We are fully aware that the road that will lead us to the elimination of nuclear weapons is long. It will call for certain political conditions. The first is an actual improvement in the relations between the nuclear superpowers, United States and Russia, who still maintain - despite recent reductions - over nine tenths of all nuclear weapons in the world. This would help the other nuclear weapon States recognized by the NPT - Britain, France and China - to do their part. It is also necessary to reduce the tensions in those parts of the world where the risk of nuclear weapons actually being used is highest, perhaps even by terrorist groups. We refer here to South-east Asia (India and Pakistan) and to the Israeli-Palestinian-Arab problem in the Middle East. In both these contexts, moves by the nuclear weapons States indicating that they are progressing towards a nuclear weapons free world would undoubtedly have a positive effect. Italy and Europe can and must do what they can to promote the path towards the total elimination of nuclear weapons. It is clear that this final result will be achieved only with the commitment of the major protagonists, United States and Russia, and of the other nuclear weapon States.

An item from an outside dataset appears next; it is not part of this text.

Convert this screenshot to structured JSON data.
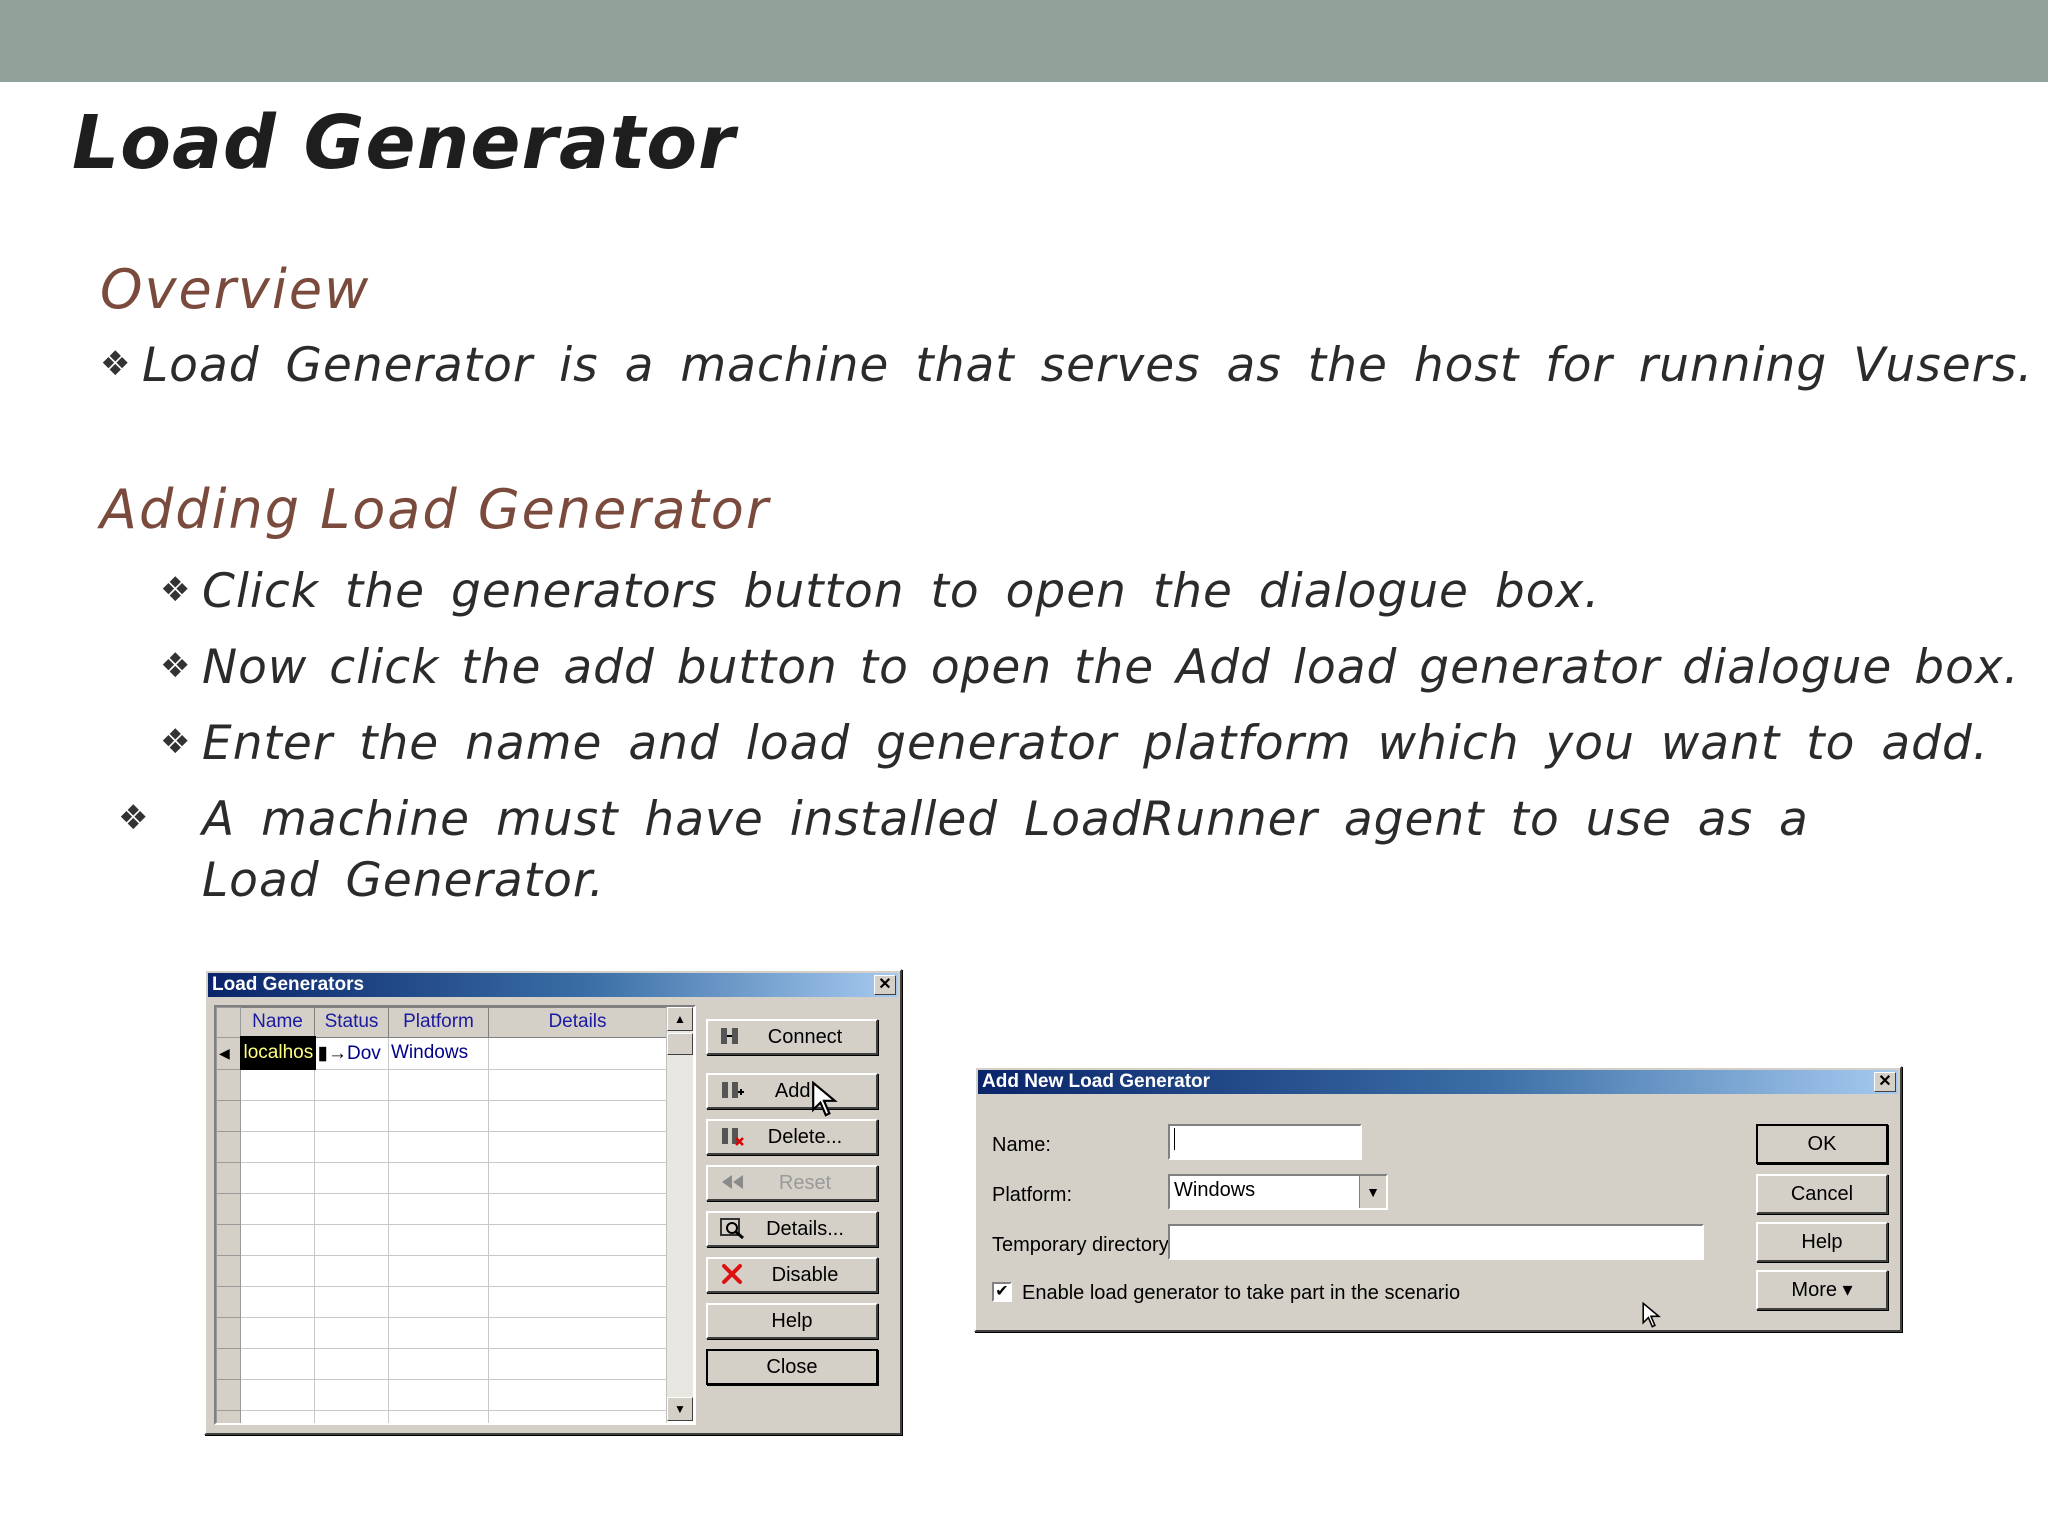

But the spread of a new way of thinking - of a new “shared wisdom” - is a fundamental step along this path, and Italy too must contribute. It is necessary that on these fundamental issues for the very survival of humanity, despite our legitimate - indeed necessary - political differences, we join together in recognizing a superior, common interest.
Massimo D’Alema, former Prime Minister (1998-2000) and Foreign Minister (2006-2008)
Gianfranco Fini, former Foreign Minister (2004-2006) and current President of Chamber of Deputies, Italian Parliament
Giorgio La Malfa, former Minister for European Affairs (2005-2006)
Arturo Parisi, former Defence Minister (2006-2008)
Francesco Calogero, Department of Physics, University of Rome, from 1989 to 1997 Secretary General of Pugwash (Nobel Peace Prize, 1995)
For the original version in Italian, please click here.